## Problem details
Count how many lines of the data include "title". The answer is that number and nothing else.

## Record excerpts
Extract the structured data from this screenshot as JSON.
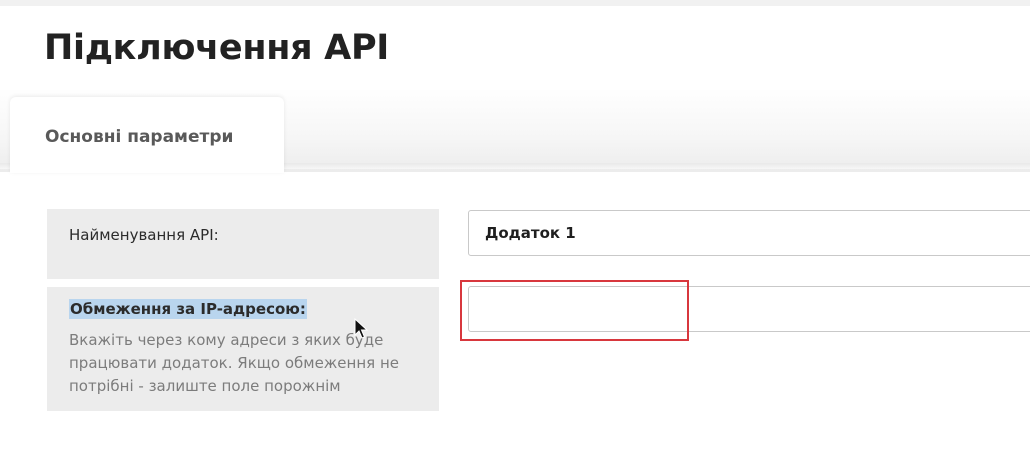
{
  "page": {
    "title": "Підключення API"
  },
  "tabs": [
    {
      "label": "Основні параметри",
      "active": true
    }
  ],
  "form": {
    "api_name": {
      "label": "Найменування API:",
      "value": "Додаток 1"
    },
    "ip_restriction": {
      "label": "Обмеження за IP-адресою:",
      "description": "Вкажіть через кому адреси з яких буде працювати додаток. Якщо обмеження не потрібні - залиште поле порожнім",
      "value": ""
    }
  },
  "colors": {
    "label_cell_bg": "#ececec",
    "selection_highlight": "#b9d5ee",
    "annotation_red": "#d8373d"
  },
  "icons": {
    "cursor": "mouse-pointer-icon"
  }
}
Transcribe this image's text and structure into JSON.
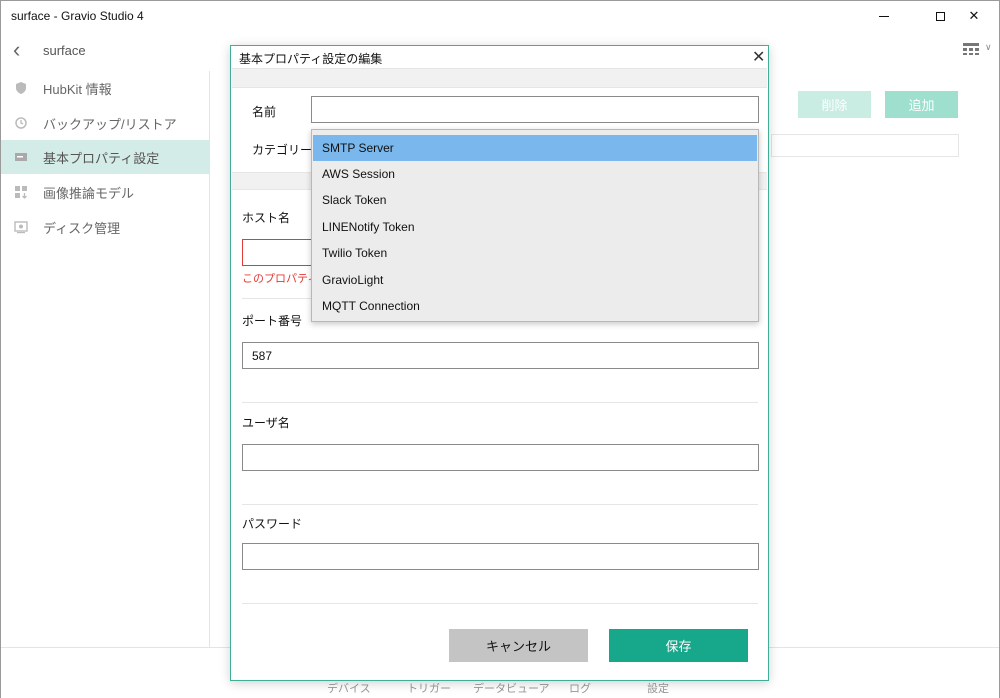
{
  "window": {
    "title": "surface - Gravio Studio 4"
  },
  "appbar": {
    "crumb": "surface"
  },
  "sidebar": {
    "items": [
      {
        "label": "HubKit 情報"
      },
      {
        "label": "バックアップ/リストア"
      },
      {
        "label": "基本プロパティ設定"
      },
      {
        "label": "画像推論モデル"
      },
      {
        "label": "ディスク管理"
      }
    ],
    "active_index": 2
  },
  "main": {
    "delete_label": "削除",
    "add_label": "追加"
  },
  "bottom_nav": [
    "デバイス",
    "トリガー",
    "データビューア",
    "ログ",
    "設定"
  ],
  "dialog": {
    "title": "基本プロパティ設定の編集",
    "name_label": "名前",
    "name_value": "",
    "category_label": "カテゴリー",
    "host_label": "ホスト名",
    "host_value": "",
    "host_error": "このプロパティは",
    "port_label": "ポート番号",
    "port_value": "587",
    "user_label": "ユーザ名",
    "user_value": "",
    "password_label": "パスワード",
    "password_value": "",
    "cancel_label": "キャンセル",
    "save_label": "保存"
  },
  "category_dropdown": {
    "selected": "SMTP Server",
    "options": [
      "SMTP Server",
      "AWS Session",
      "Slack Token",
      "LINENotify Token",
      "Twilio Token",
      "GravioLight",
      "MQTT Connection"
    ]
  },
  "colors": {
    "accent": "#17a78a",
    "active_sidebar": "#d4ece7",
    "selected_option": "#7ab7ec",
    "error": "#e53935"
  }
}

## Task answer
3